[Entries from a dataset of interfaces]
┌────────

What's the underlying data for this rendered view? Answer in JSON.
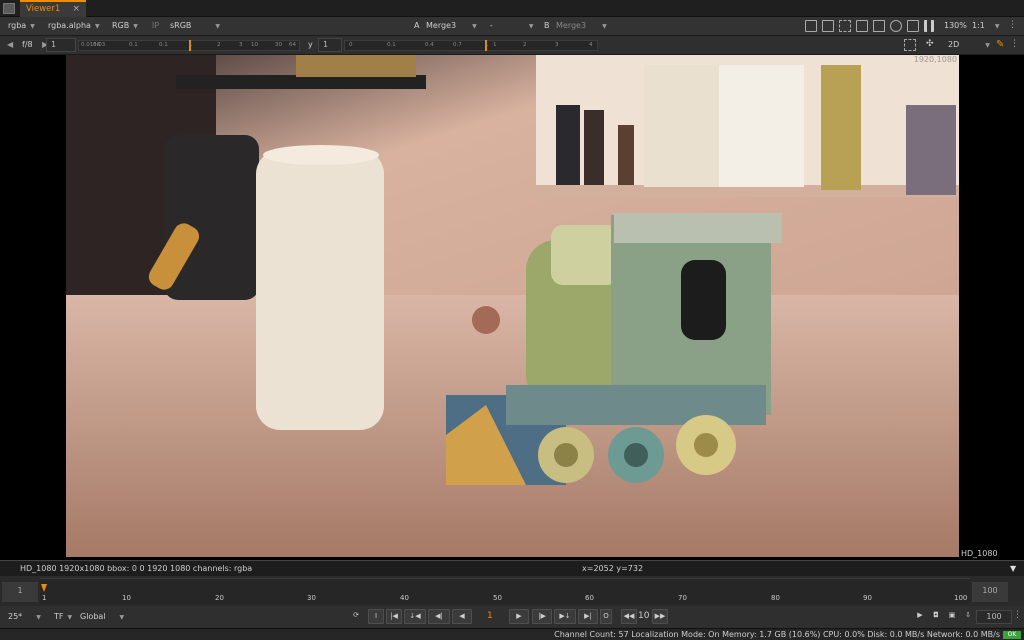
{
  "tab": {
    "title": "Viewer1",
    "close": "×"
  },
  "toolbar1": {
    "channels": "rgba",
    "alpha": "rgba.alpha",
    "color": "RGB",
    "ip": "IP",
    "lut": "sRGB",
    "input_a_label": "A",
    "input_a": "Merge3",
    "mix": "-",
    "input_b_label": "B",
    "input_b": "Merge3",
    "zoom": "130%",
    "ratio": "1:1"
  },
  "toolbar2": {
    "fstop": "f/8",
    "frame": "1",
    "gain_ticks": [
      "0.0156",
      "0.03",
      "0.1",
      "0.1",
      "1",
      "2",
      "3",
      "10",
      "30",
      "64"
    ],
    "gamma_label": "y",
    "gamma": "1",
    "gamma_ticks": [
      "0",
      "0.1",
      "0.4",
      "0.7",
      "1",
      "1",
      "2",
      "3",
      "4"
    ],
    "view_mode": "2D"
  },
  "viewer": {
    "res_top": "1920,1080",
    "res_bottom": "HD_1080"
  },
  "info": {
    "format": "HD_1080 1920x1080  bbox: 0 0 1920 1080 channels: rgba",
    "coords": "x=2052 y=732"
  },
  "timeline": {
    "start": "1",
    "end": "100",
    "labels": [
      "1",
      "10",
      "20",
      "30",
      "40",
      "50",
      "60",
      "70",
      "80",
      "90",
      "100"
    ]
  },
  "controls": {
    "fps": "25*",
    "tf": "TF",
    "scope": "Global",
    "current_frame": "1",
    "step": "10",
    "end_frame": "100"
  },
  "status": {
    "text": "Channel Count: 57  Localization Mode: On  Memory: 1.7 GB (10.6%)  CPU: 0.0%  Disk: 0.0 MB/s  Network: 0.0 MB/s",
    "ok": "OK"
  },
  "colors": {
    "accent": "#f28c00",
    "bg": "#2b2b2b",
    "ok": "#3aa33a"
  }
}
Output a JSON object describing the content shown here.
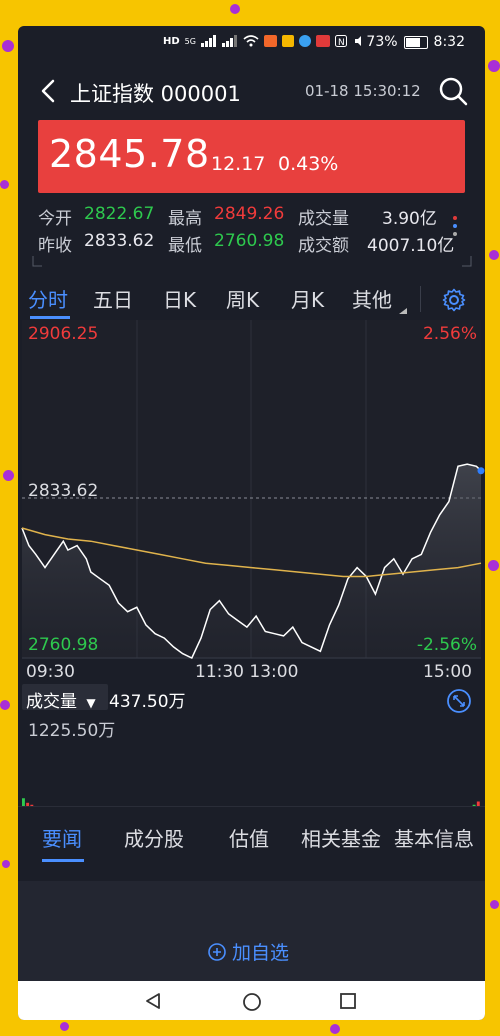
{
  "statusbar": {
    "network_labels": [
      "HD",
      "5G"
    ],
    "battery": "73%",
    "time": "8:32"
  },
  "header": {
    "title": "上证指数 000001",
    "datetime": "01-18 15:30:12"
  },
  "quote": {
    "price": "2845.78",
    "change": "12.17",
    "change_pct": "0.43%"
  },
  "stats": {
    "open_label": "今开",
    "open": "2822.67",
    "high_label": "最高",
    "high": "2849.26",
    "volume_label": "成交量",
    "volume": "3.90亿",
    "prev_close_label": "昨收",
    "prev_close": "2833.62",
    "low_label": "最低",
    "low": "2760.98",
    "turnover_label": "成交额",
    "turnover": "4007.10亿"
  },
  "period_tabs": [
    "分时",
    "五日",
    "日K",
    "周K",
    "月K",
    "其他"
  ],
  "colors": {
    "up": "#f03b3b",
    "down": "#2ec94e",
    "accent": "#4a8fff",
    "price_bg": "#e8403e",
    "avg_line": "#e0b34c"
  },
  "chart_data": {
    "type": "line",
    "title": "",
    "x_tick_labels": [
      "09:30",
      "11:30 13:00",
      "15:00"
    ],
    "ylim": [
      2760.98,
      2906.25
    ],
    "y_tick_labels": {
      "top": "2906.25",
      "mid": "2833.62",
      "bottom": "2760.98"
    },
    "pct_tick_labels": {
      "top": "2.56%",
      "bottom": "-2.56%"
    },
    "baseline": 2833.62,
    "series": [
      {
        "x": [
          0,
          1.5,
          3,
          5,
          7,
          9,
          10,
          12,
          14,
          15,
          17,
          19,
          21,
          23,
          25,
          27,
          29,
          31,
          33,
          35,
          37,
          39,
          41,
          43,
          45,
          47,
          49,
          51,
          53,
          55,
          57,
          59,
          61,
          63,
          65,
          67,
          69,
          71,
          73,
          75,
          77,
          79,
          81,
          83,
          85,
          87,
          89,
          91,
          93,
          95,
          97,
          99,
          100
        ],
        "values": [
          2820,
          2812,
          2808,
          2802,
          2808,
          2814,
          2810,
          2812,
          2806,
          2800,
          2797,
          2794,
          2786,
          2782,
          2784,
          2776,
          2772,
          2770,
          2766,
          2763,
          2761,
          2770,
          2783,
          2787,
          2781,
          2778,
          2775,
          2780,
          2773,
          2772,
          2771,
          2775,
          2768,
          2766,
          2764,
          2776,
          2785,
          2797,
          2802,
          2798,
          2790,
          2802,
          2806,
          2799,
          2806,
          2808,
          2818,
          2826,
          2832,
          2848,
          2849,
          2848,
          2846
        ]
      },
      {
        "x": [
          0,
          5,
          10,
          15,
          20,
          25,
          30,
          35,
          40,
          45,
          50,
          55,
          60,
          65,
          70,
          75,
          80,
          85,
          90,
          95,
          100
        ],
        "values": [
          2820,
          2817,
          2815,
          2814,
          2812,
          2810,
          2808,
          2806,
          2804,
          2803,
          2802,
          2801,
          2800,
          2799,
          2798,
          2798,
          2799,
          2800,
          2801,
          2802,
          2804
        ]
      }
    ]
  },
  "volume": {
    "label": "成交量",
    "current": "437.50万",
    "max_label": "1225.50万",
    "bars": [
      0.35,
      0.28,
      0.25,
      0.22,
      0.18,
      0.2,
      0.15,
      0.14,
      0.16,
      0.13,
      0.12,
      0.15,
      0.11,
      0.13,
      0.1,
      0.12,
      0.1,
      0.11,
      0.09,
      0.12,
      0.1,
      0.09,
      0.11,
      0.08,
      0.1,
      0.12,
      0.09,
      0.1,
      0.08,
      0.09,
      0.11,
      0.1,
      0.08,
      0.09,
      0.1,
      0.08,
      0.09,
      0.12,
      0.1,
      0.08,
      0.09,
      0.07,
      0.1,
      0.09,
      0.11,
      0.08,
      0.1,
      0.09,
      0.08,
      0.1,
      0.07,
      0.09,
      0.08,
      0.1,
      0.08,
      0.09,
      0.07,
      0.08,
      0.1,
      0.09,
      0.08,
      0.07,
      0.09,
      0.1,
      0.08,
      0.09,
      0.07,
      0.08,
      0.09,
      0.1,
      0.08,
      0.07,
      0.09,
      0.08,
      0.1,
      0.09,
      0.08,
      0.07,
      0.09,
      0.08,
      0.1,
      0.09,
      0.11,
      0.08,
      0.1,
      0.09,
      0.12,
      0.1,
      0.11,
      0.09,
      0.1,
      0.12,
      0.11,
      0.1,
      0.12,
      0.13,
      0.11,
      0.12,
      0.14,
      0.13,
      0.12,
      0.15,
      0.14,
      0.16,
      0.15,
      0.18,
      0.2,
      0.22,
      0.25,
      0.3
    ]
  },
  "news_tabs": [
    "要闻",
    "成分股",
    "估值",
    "相关基金",
    "基本信息"
  ],
  "add_watchlist": "加自选"
}
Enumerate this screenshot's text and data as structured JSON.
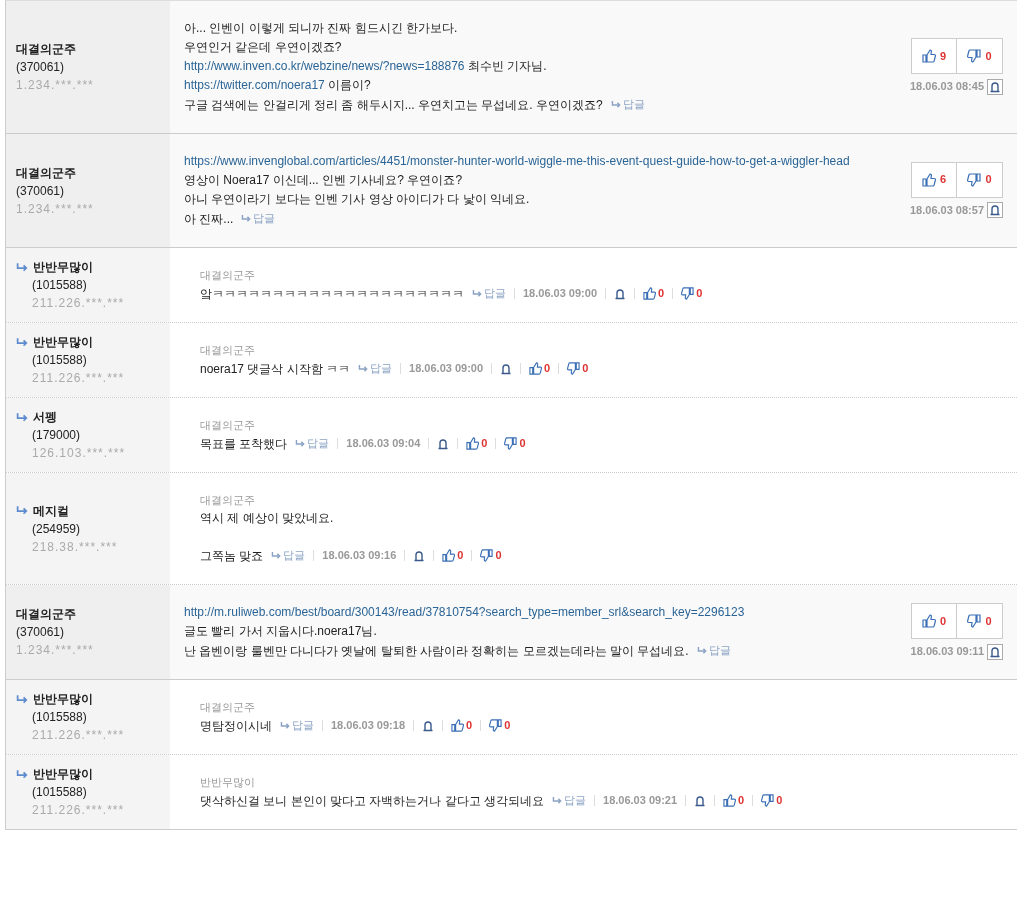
{
  "comments": [
    {
      "kind": "top",
      "author": "대결의군주",
      "user_id": "(370061)",
      "ip": "1.234.***.***",
      "lines": [
        [
          {
            "text": "아... 인벤이 이렇게 되니까 진짜 힘드시긴 한가보다.",
            "link": false
          }
        ],
        [
          {
            "text": "우연인거 같은데 우연이겠죠?",
            "link": false
          }
        ],
        [
          {
            "text": "http://www.inven.co.kr/webzine/news/?news=188876",
            "link": true
          },
          {
            "text": " 최수빈 기자님.",
            "link": false
          }
        ],
        [
          {
            "text": "https://twitter.com/noera17",
            "link": true
          },
          {
            "text": " 이름이?",
            "link": false
          }
        ],
        [
          {
            "text": "구글 검색에는 안걸리게 정리 좀 해두시지... 우연치고는 무섭네요. 우연이겠죠?",
            "link": false
          }
        ]
      ],
      "reply": "답글",
      "date": "18.06.03 08:45",
      "likes": "9",
      "dislikes": "0"
    },
    {
      "kind": "top",
      "author": "대결의군주",
      "user_id": "(370061)",
      "ip": "1.234.***.***",
      "lines": [
        [
          {
            "text": "https://www.invenglobal.com/articles/4451/monster-hunter-world-wiggle-me-this-event-quest-guide-how-to-get-a-wiggler-head",
            "link": true
          }
        ],
        [
          {
            "text": "영상이 Noera17 이신데... 인벤 기사네요? 우연이죠?",
            "link": false
          }
        ],
        [
          {
            "text": "아니 우연이라기 보다는 인벤 기사 영상 아이디가 다 낯이 익네요.",
            "link": false
          }
        ],
        [
          {
            "text": "아 진짜...",
            "link": false
          }
        ]
      ],
      "reply": "답글",
      "date": "18.06.03 08:57",
      "likes": "6",
      "dislikes": "0"
    },
    {
      "kind": "reply",
      "author": "반반무많이",
      "user_id": "(1015588)",
      "ip": "211.226.***.***",
      "parent": "대결의군주",
      "lines": [
        [
          {
            "text": "앜ㅋㅋㅋㅋㅋㅋㅋㅋㅋㅋㅋㅋㅋㅋㅋㅋㅋㅋㅋㅋㅋ",
            "link": false
          }
        ]
      ],
      "reply": "답글",
      "date": "18.06.03 09:00",
      "likes": "0",
      "dislikes": "0"
    },
    {
      "kind": "reply",
      "author": "반반무많이",
      "user_id": "(1015588)",
      "ip": "211.226.***.***",
      "parent": "대결의군주",
      "lines": [
        [
          {
            "text": "noera17 댓글삭 시작함 ㅋㅋ",
            "link": false
          }
        ]
      ],
      "reply": "답글",
      "date": "18.06.03 09:00",
      "likes": "0",
      "dislikes": "0"
    },
    {
      "kind": "reply",
      "author": "서펭",
      "user_id": "(179000)",
      "ip": "126.103.***.***",
      "parent": "대결의군주",
      "lines": [
        [
          {
            "text": "목표를 포착했다",
            "link": false
          }
        ]
      ],
      "reply": "답글",
      "date": "18.06.03 09:04",
      "likes": "0",
      "dislikes": "0"
    },
    {
      "kind": "reply",
      "author": "메지컬",
      "user_id": "(254959)",
      "ip": "218.38.***.***",
      "parent": "대결의군주",
      "lines": [
        [
          {
            "text": "역시 제 예상이 맞았네요.",
            "link": false
          }
        ]
      ],
      "after_gap": [
        [
          {
            "text": "그쪽놈 맞죠",
            "link": false
          }
        ]
      ],
      "reply": "답글",
      "date": "18.06.03 09:16",
      "likes": "0",
      "dislikes": "0"
    },
    {
      "kind": "top",
      "author": "대결의군주",
      "user_id": "(370061)",
      "ip": "1.234.***.***",
      "lines": [
        [
          {
            "text": "http://m.ruliweb.com/best/board/300143/read/37810754?search_type=member_srl&search_key=2296123",
            "link": true
          }
        ],
        [
          {
            "text": "글도 빨리 가서 지웁시다.noera17님.",
            "link": false
          }
        ],
        [
          {
            "text": "난 옵벤이랑 룰벤만 다니다가 옛날에 탈퇴한 사람이라 정확히는 모르겠는데라는 말이 무섭네요.",
            "link": false
          }
        ]
      ],
      "reply": "답글",
      "date": "18.06.03 09:11",
      "likes": "0",
      "dislikes": "0"
    },
    {
      "kind": "reply",
      "author": "반반무많이",
      "user_id": "(1015588)",
      "ip": "211.226.***.***",
      "parent": "대결의군주",
      "lines": [
        [
          {
            "text": "명탐정이시네",
            "link": false
          }
        ]
      ],
      "reply": "답글",
      "date": "18.06.03 09:18",
      "likes": "0",
      "dislikes": "0"
    },
    {
      "kind": "reply",
      "author": "반반무많이",
      "user_id": "(1015588)",
      "ip": "211.226.***.***",
      "parent": "반반무많이",
      "lines": [
        [
          {
            "text": "댓삭하신걸 보니 본인이 맞다고 자백하는거나 같다고 생각되네요",
            "link": false
          }
        ]
      ],
      "reply": "답글",
      "date": "18.06.03 09:21",
      "likes": "0",
      "dislikes": "0"
    }
  ]
}
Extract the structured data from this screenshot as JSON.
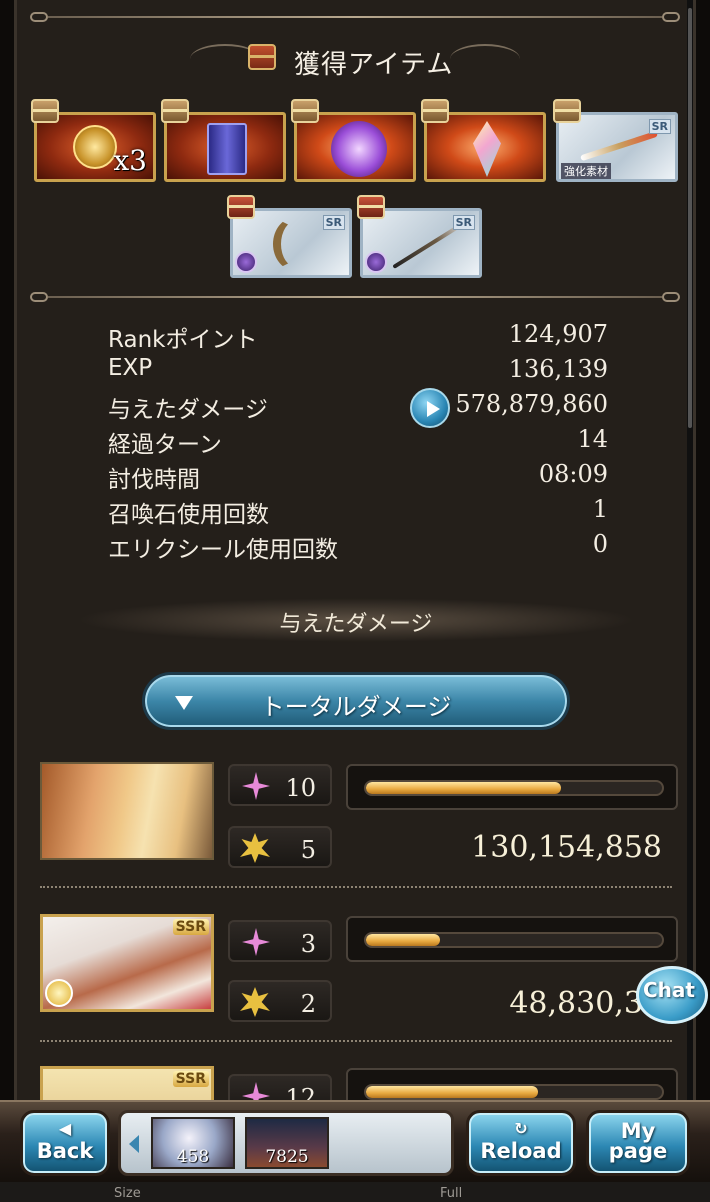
{
  "header": {
    "title": "獲得アイテム"
  },
  "items": [
    {
      "name": "gold-medal",
      "count": "x3"
    },
    {
      "name": "blue-tome"
    },
    {
      "name": "purple-orb"
    },
    {
      "name": "prism-crystal"
    },
    {
      "name": "flame-blade",
      "rarity": "SR",
      "tag": "強化素材"
    },
    {
      "name": "crescent-blade",
      "rarity": "SR"
    },
    {
      "name": "spear",
      "rarity": "SR"
    }
  ],
  "stats": [
    {
      "label": "Rankポイント",
      "value": "124,907"
    },
    {
      "label": "EXP",
      "value": "136,139"
    },
    {
      "label": "与えたダメージ",
      "value": "578,879,860"
    },
    {
      "label": "経過ターン",
      "value": "14"
    },
    {
      "label": "討伐時間",
      "value": "08:09"
    },
    {
      "label": "召喚石使用回数",
      "value": "1"
    },
    {
      "label": "エリクシール使用回数",
      "value": "0"
    }
  ],
  "damage_section": {
    "title": "与えたダメージ",
    "toggle_label": "トータルダメージ"
  },
  "characters": [
    {
      "sparkle": "10",
      "burst": "5",
      "damage": "130,154,858",
      "gauge": 0.66,
      "ssr": ""
    },
    {
      "sparkle": "3",
      "burst": "2",
      "damage": "48,830,34",
      "gauge": 0.25,
      "ssr": "SSR"
    },
    {
      "sparkle": "12",
      "gauge": 0.58,
      "ssr": "SSR"
    }
  ],
  "chat": {
    "label": "Chat"
  },
  "nav": {
    "back": "Back",
    "reload": "Reload",
    "mypage_line1": "My",
    "mypage_line2": "page",
    "thumbs": [
      "458",
      "7825"
    ]
  },
  "footer": {
    "size": "Size",
    "full": "Full"
  },
  "colors": {
    "accent": "#3a9cc8",
    "gauge": "#e8a940",
    "panel": "#241f1a"
  }
}
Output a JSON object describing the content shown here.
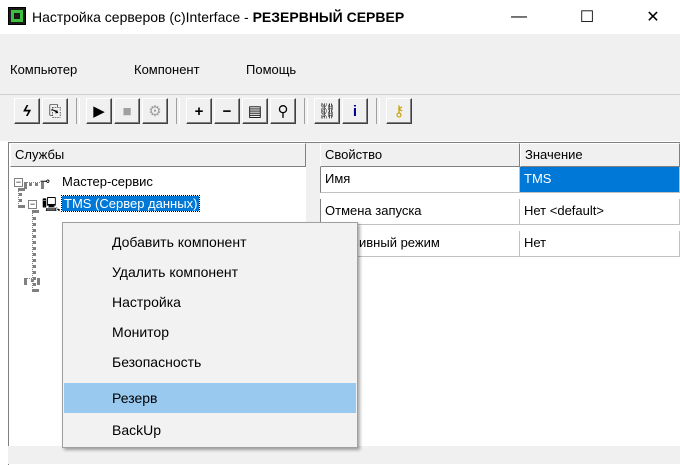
{
  "window": {
    "title_prefix": "Настройка серверов (c)Interface - ",
    "title_bold": "РЕЗЕРВНЫЙ СЕРВЕР",
    "minimize": "—",
    "maximize": "☐",
    "close": "✕"
  },
  "menu": [
    "Компьютер",
    "Компонент",
    "Помощь"
  ],
  "toolbar": {
    "icons": [
      "lightning-icon",
      "export-icon",
      "play-icon",
      "stop-icon",
      "disabled-tool-icon",
      "add-icon",
      "remove-icon",
      "properties-icon",
      "find-icon",
      "network-icon",
      "info-icon",
      "key-icon"
    ]
  },
  "tree": {
    "header": "Службы",
    "root": "Мастер-сервис",
    "child": "TMS (Сервер данных)"
  },
  "properties": {
    "col_name": "Свойство",
    "col_value": "Значение",
    "rows": [
      {
        "name": "Имя",
        "value": "TMS"
      },
      {
        "name": "Отмена запуска",
        "value": "Нет <default>"
      },
      {
        "name": "ивный режим",
        "value": "Нет"
      }
    ]
  },
  "context_menu": {
    "items": [
      "Добавить компонент",
      "Удалить компонент",
      "Настройка",
      "Монитор",
      "Безопасность",
      "Резерв",
      "BackUp"
    ],
    "highlighted_index": 5
  },
  "colors": {
    "selection": "#0078d7",
    "menu_highlight": "#99c9ef"
  }
}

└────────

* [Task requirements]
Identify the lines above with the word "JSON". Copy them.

* [Answer below]
What's the underlying data for this rendered view? Answer in JSON.
Output a JSON object describing the content shown here.
Enumerate this screenshot's text and data as structured JSON.
Extract the structured data from this screenshot as JSON.
Output a JSON object describing the content shown here.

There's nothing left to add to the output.